Nepal on Wednesday postponed local elections for a third time after its tiny Muslim community expressed concerns about the polls clashing with the holy month of Ramadan.
The elections — the first at local level in 20 years and a key step in Nepal’s drawn-out peace process that ended a civil war in 2006 — have been beset by delays.
They were originally supposed to be held on one day but were split into two phases upon objections from the Madhesi, a minority group living along the border with India.
The first phase went ahead in mid-May but the second was delayed earlier this week in an attempt by the government to appease Madhesi parties threatening to boycott the process.
The government has now been forced to push back the date a third time to avoid a clash with the last Friday of the Islamic holy month of Ramadan.
“The government has decided to postpone the polls to June 28 upon the request of the Muslim community, because June 23 was a major event of the Ramadan festival,” Kumar Khadka, a government minister, told AFP.
Muslims make up little more than four percent of the population in Hindu-majority Nepal.
The new date puts the polls at the height of the monsoon season, raising further concerns that voters in remote areas could struggle to reach polling stations.
The monsoon in Nepal lasts for nearly three months from early June to late August, and travel is frequently disrupted.
Chronic underinvestment and poor maintenance has left the impoverished Himalayan nation with a limited network of paved roads. Many remote villages are served only by trails, which are often impassable during the monsoon when landslides are common.
The government acknowledged the threat posed by poor weather but assured voters that long-term forecasts had been consulted ahead of the decision.
“The only challenge to delaying the polls is the monsoon.
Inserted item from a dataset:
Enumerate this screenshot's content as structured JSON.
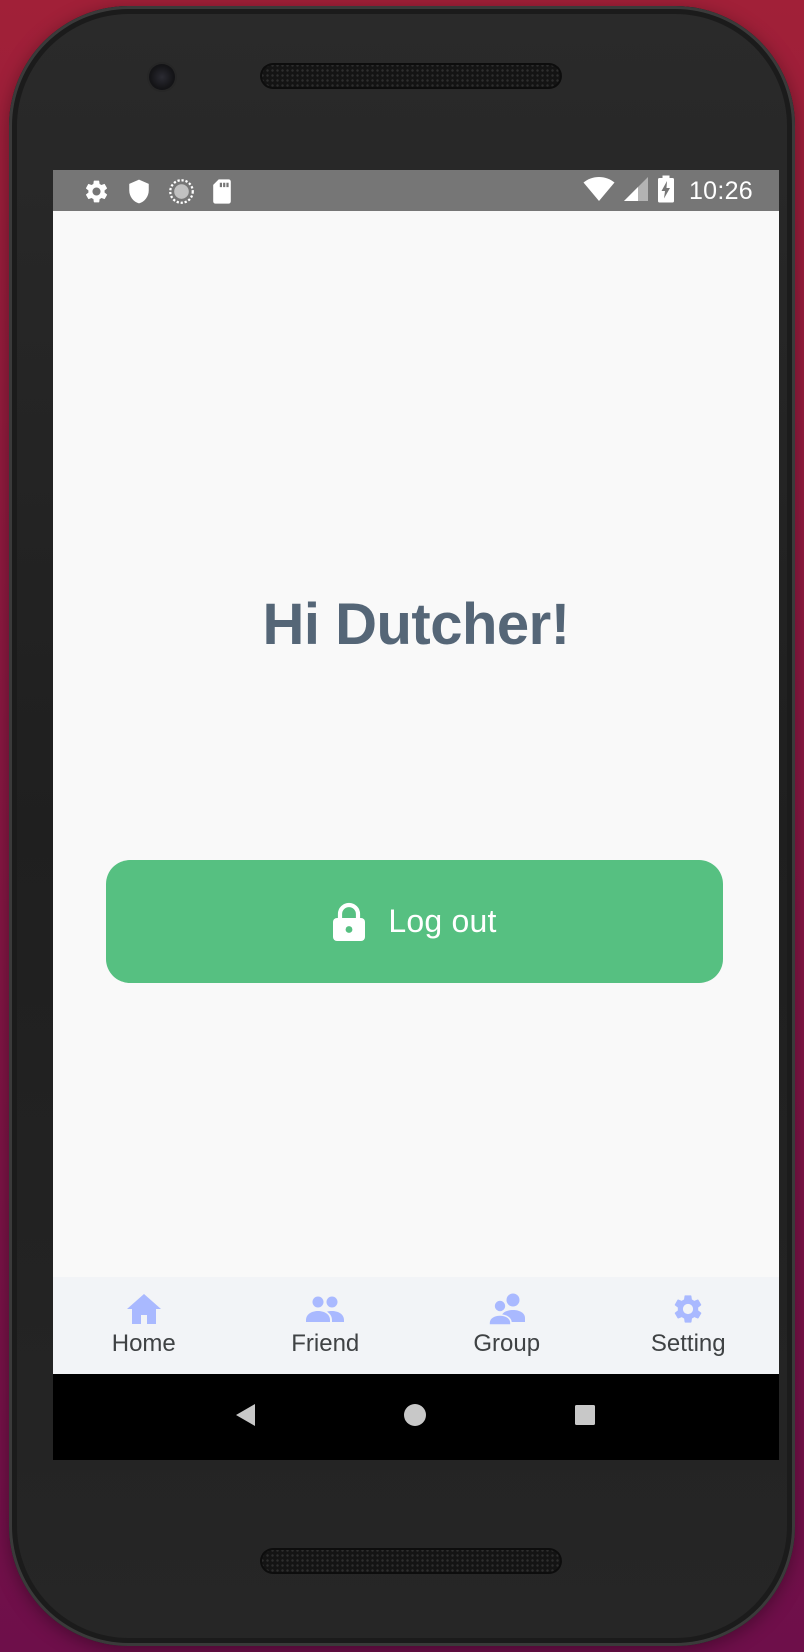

But according to Prime Minister Pushpa Kamal Dahal the department of meteorology informed him that the monsoon will not be strong until June 28 this year,” Khadka said.